Matteo Salvini Has Emboldened Fascists in Italy
A .38-Caliber Rosary
The Dangerous New Face of Salvini’s Italy
Shots fired at foreigners, assaults on minorities, neo-fascist marches: Italy’s extreme right wing feels emboldened by the country’s new leadership. Many are pointing fingers at Interior Minister Matteo Salvini. But is he to blame?
By Walter Mayr
December 12, 2018
He has hardly got off the airplane before the stream of invective begins. Refugees, says Matteo Salvini at the end of a trip to Africa, “who rape, steal and deal” will be stopped by the new security decree. Italy, he fumes, has had enough of migrants “who aren’t fleeing from war but who are bringing war to our country.”
Not a day goes by without an incitement from Salvini. In office as interior minister since June 1, the head of the right-wing party Lega has become the voice of the government led by Prime Minister Giuseppe Conte. Salvini’s motto is simple: “Italians first.” His tone is combative. And the consequences can be seen everywhere.

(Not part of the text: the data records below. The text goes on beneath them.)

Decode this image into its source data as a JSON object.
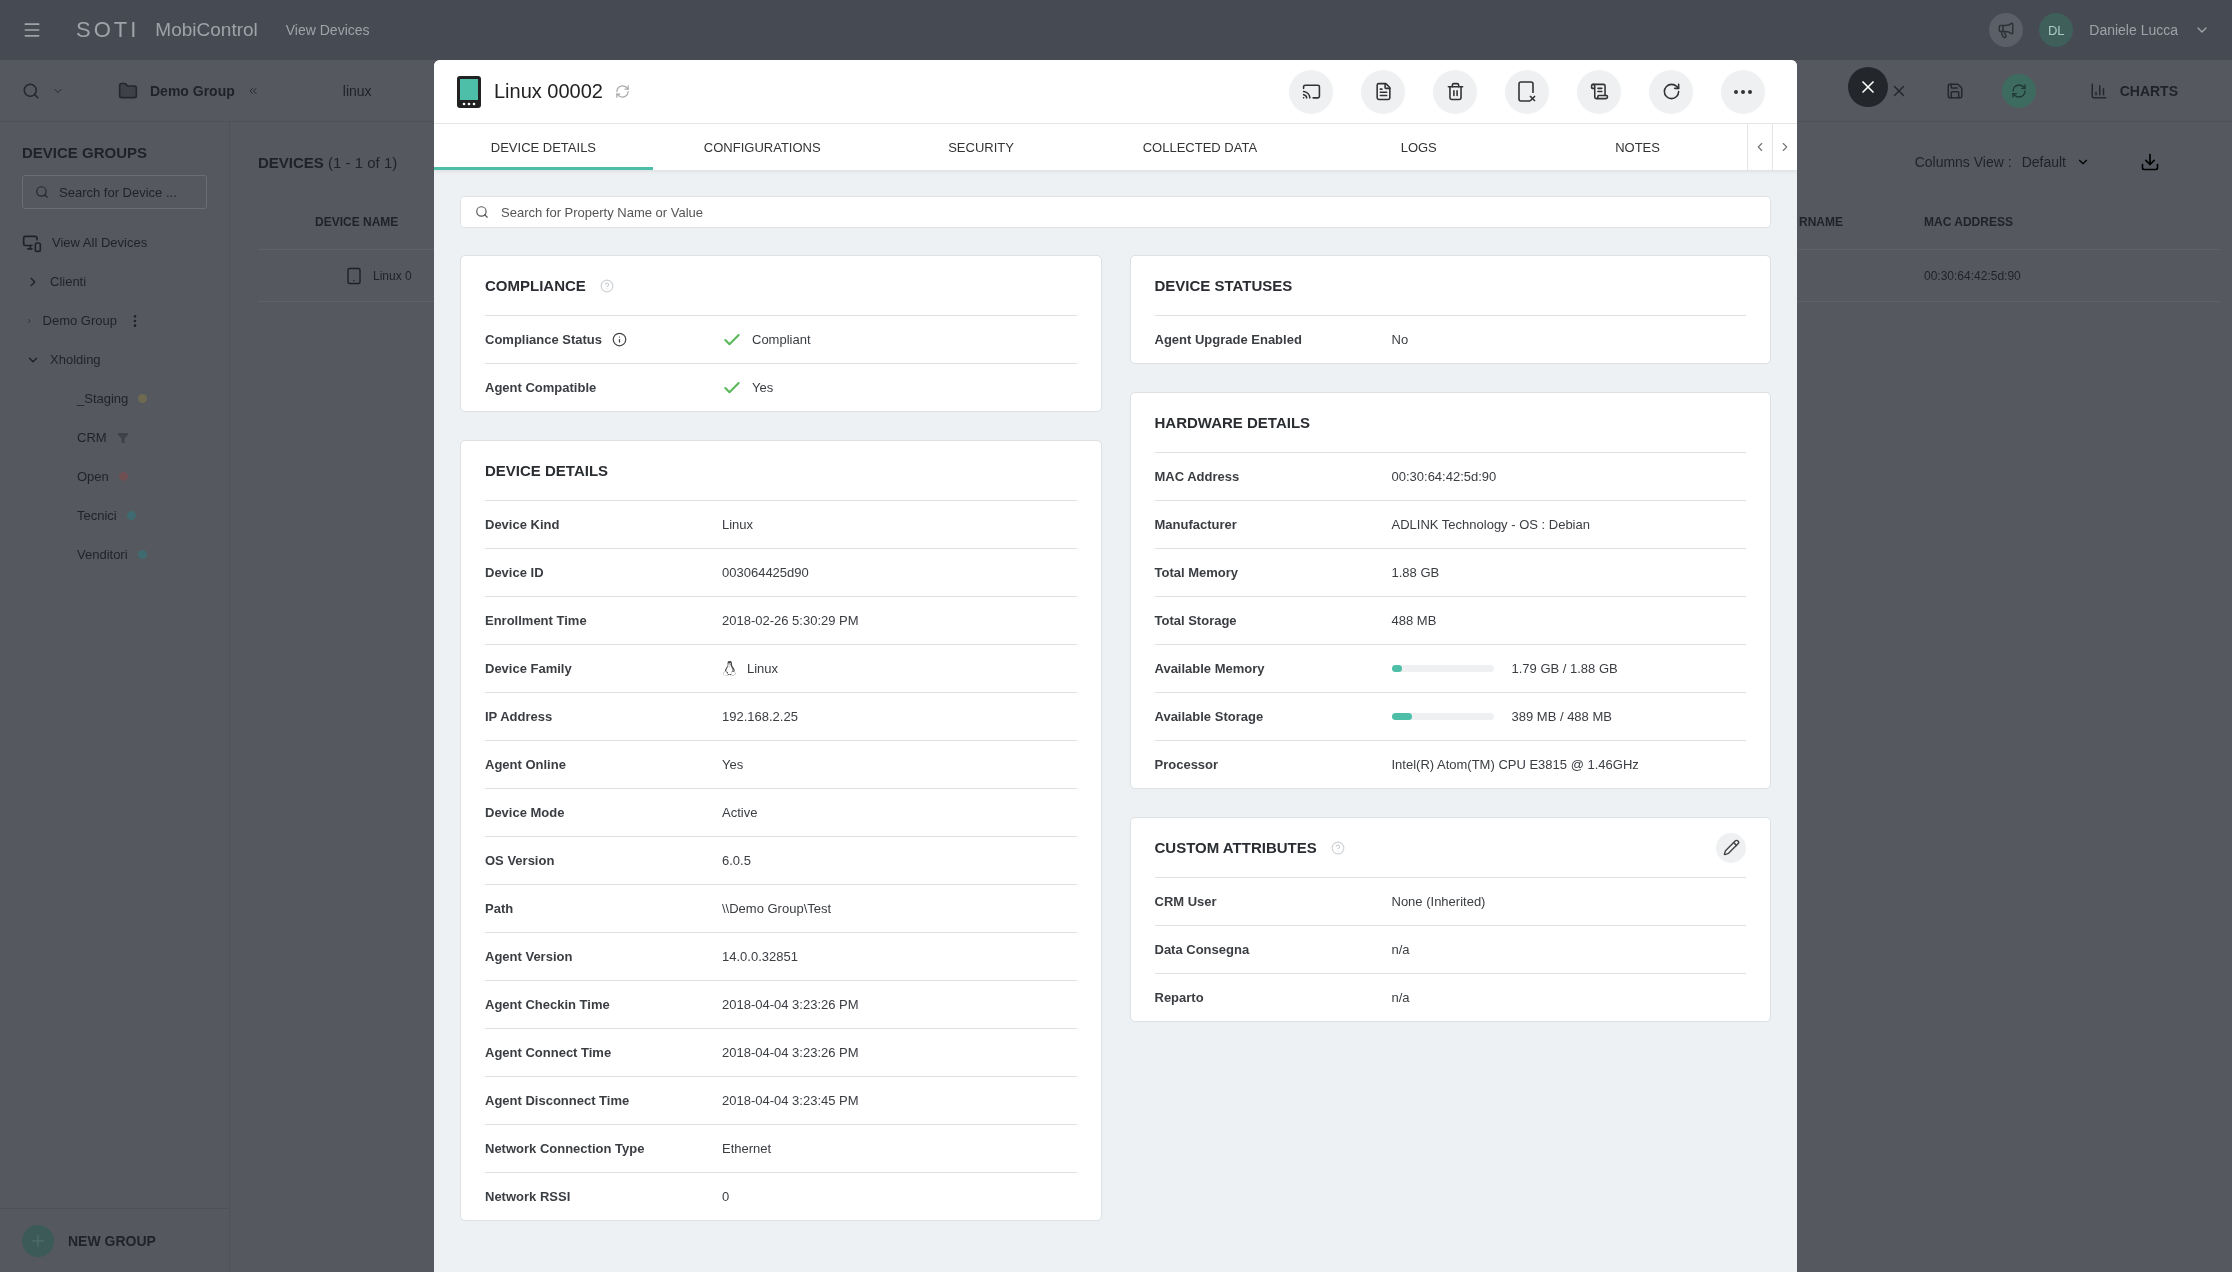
{
  "topbar": {
    "brand": "SOTI",
    "product": "MobiControl",
    "page": "View Devices",
    "avatar": "DL",
    "user": "Daniele Lucca"
  },
  "toolbar": {
    "group": "Demo Group",
    "filter": "linux",
    "charts": "CHARTS"
  },
  "sidebar": {
    "title": "DEVICE GROUPS",
    "search": {
      "placeholder": "Search for Device ..."
    },
    "view_all": "View All Devices",
    "groups": [
      {
        "label": "Clienti",
        "expanded": false
      },
      {
        "label": "Demo Group",
        "expanded": false
      },
      {
        "label": "Xholding",
        "expanded": true,
        "children": [
          {
            "label": "_Staging",
            "kind": "dot",
            "color": "#6e6a52"
          },
          {
            "label": "CRM",
            "kind": "filter"
          },
          {
            "label": "Open",
            "kind": "dot",
            "color": "#6e4f52"
          },
          {
            "label": "Tecnici",
            "kind": "dot",
            "color": "#3f6b70"
          },
          {
            "label": "Venditori",
            "kind": "dot",
            "color": "#3f6b70"
          }
        ]
      }
    ],
    "new_group": "NEW GROUP"
  },
  "devices": {
    "title": "DEVICES",
    "count": "(1 - 1 of 1)",
    "columns_view_label": "Columns View :",
    "columns_view": "Default",
    "columns": [
      "DEVICE NAME",
      "RNAME",
      "MAC ADDRESS"
    ],
    "row": {
      "name": "Linux 0",
      "mac": "00:30:64:42:5d:90"
    }
  },
  "modal": {
    "title": "Linux 00002",
    "tabs": [
      {
        "label": "DEVICE DETAILS",
        "selected": true
      },
      {
        "label": "CONFIGURATIONS",
        "selected": false
      },
      {
        "label": "SECURITY",
        "selected": false
      },
      {
        "label": "COLLECTED DATA",
        "selected": false
      },
      {
        "label": "LOGS",
        "selected": false
      },
      {
        "label": "NOTES",
        "selected": false
      }
    ],
    "search": {
      "placeholder": "Search for Property Name or Value"
    },
    "columns": [
      [
        {
          "title": "COMPLIANCE",
          "help": true,
          "editable": false,
          "rows": [
            {
              "label": "Compliance Status",
              "info": true,
              "kind": "check",
              "value": "Compliant"
            },
            {
              "label": "Agent Compatible",
              "info": false,
              "kind": "check",
              "value": "Yes"
            }
          ]
        },
        {
          "title": "DEVICE DETAILS",
          "help": false,
          "editable": false,
          "rows": [
            {
              "label": "Device Kind",
              "kind": "text",
              "value": "Linux"
            },
            {
              "label": "Device ID",
              "kind": "text",
              "value": "003064425d90"
            },
            {
              "label": "Enrollment Time",
              "kind": "text",
              "value": "2018-02-26 5:30:29 PM"
            },
            {
              "label": "Device Family",
              "kind": "linux",
              "value": "Linux"
            },
            {
              "label": "IP Address",
              "kind": "text",
              "value": "192.168.2.25"
            },
            {
              "label": "Agent Online",
              "kind": "text",
              "value": "Yes"
            },
            {
              "label": "Device Mode",
              "kind": "text",
              "value": "Active"
            },
            {
              "label": "OS Version",
              "kind": "text",
              "value": "6.0.5"
            },
            {
              "label": "Path",
              "kind": "text",
              "value": "\\\\Demo Group\\Test"
            },
            {
              "label": "Agent Version",
              "kind": "text",
              "value": "14.0.0.32851"
            },
            {
              "label": "Agent Checkin Time",
              "kind": "text",
              "value": "2018-04-04 3:23:26 PM"
            },
            {
              "label": "Agent Connect Time",
              "kind": "text",
              "value": "2018-04-04 3:23:26 PM"
            },
            {
              "label": "Agent Disconnect Time",
              "kind": "text",
              "value": "2018-04-04 3:23:45 PM"
            },
            {
              "label": "Network Connection Type",
              "kind": "text",
              "value": "Ethernet"
            },
            {
              "label": "Network RSSI",
              "kind": "text",
              "value": "0"
            }
          ]
        }
      ],
      [
        {
          "title": "DEVICE STATUSES",
          "help": false,
          "editable": false,
          "rows": [
            {
              "label": "Agent Upgrade Enabled",
              "kind": "text",
              "value": "No"
            }
          ]
        },
        {
          "title": "HARDWARE DETAILS",
          "help": false,
          "editable": false,
          "rows": [
            {
              "label": "MAC Address",
              "kind": "text",
              "value": "00:30:64:42:5d:90"
            },
            {
              "label": "Manufacturer",
              "kind": "text",
              "value": "ADLINK Technology - OS : Debian"
            },
            {
              "label": "Total Memory",
              "kind": "text",
              "value": "1.88 GB"
            },
            {
              "label": "Total Storage",
              "kind": "text",
              "value": "488 MB"
            },
            {
              "label": "Available Memory",
              "kind": "meter",
              "level": 0.1,
              "value": "1.79 GB / 1.88 GB"
            },
            {
              "label": "Available Storage",
              "kind": "meter",
              "level": 0.2,
              "value": "389 MB / 488 MB"
            },
            {
              "label": "Processor",
              "kind": "text",
              "value": "Intel(R) Atom(TM) CPU E3815 @ 1.46GHz"
            }
          ]
        },
        {
          "title": "CUSTOM ATTRIBUTES",
          "help": true,
          "editable": true,
          "rows": [
            {
              "label": "CRM User",
              "kind": "text",
              "value": "None (Inherited)"
            },
            {
              "label": "Data Consegna",
              "kind": "text",
              "value": "n/a"
            },
            {
              "label": "Reparto",
              "kind": "text",
              "value": "n/a"
            }
          ]
        }
      ]
    ]
  }
}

In Macareta, black pedestrians were shot at in broad daylight. In Aprilia, a Moroccan man was beaten to death. In Caserta, youth opened fire on men from Mali. The steady stream of incidents in the summer and fall of 2018 has triggered disgust in Italy and beyond. At least 70 racist occurrences were registered in the country between June and October.
Italian President Sergio Mattarella has warned against vigilantism and a “Wild West mentality.” In July, the refugee aid agency UNHCR registered its “deep concern over the growing number of attacks in latest months against migrants, asylum-seekers, refugees and Italian citizens of foreign origins.” The Italian Bishops Conference noted a “climate of distrust, contempt and anger.”
It seems as though neo-fascists and right-wing radicals around the country feel invigorated, as though xenophobia has become acceptable. Gad Lerner, the writer of a television series about racism, even speaks of a “fascist maelstrom to which our country is succumbing.” But someone like Salvini isn’t too concerned about criticism. Sitting at his desk in the Interior Ministry, beneath a painting of the Baby Jesus between Mother Mary and Saint Anne, he poses as a strongman who refuses to be cowed.
He has closed the country’s ports to refugee boats, cut the number of new arrivals to a fifth of their previous total and pushed through a new law that allows for accelerated asylum proceedings and deportations.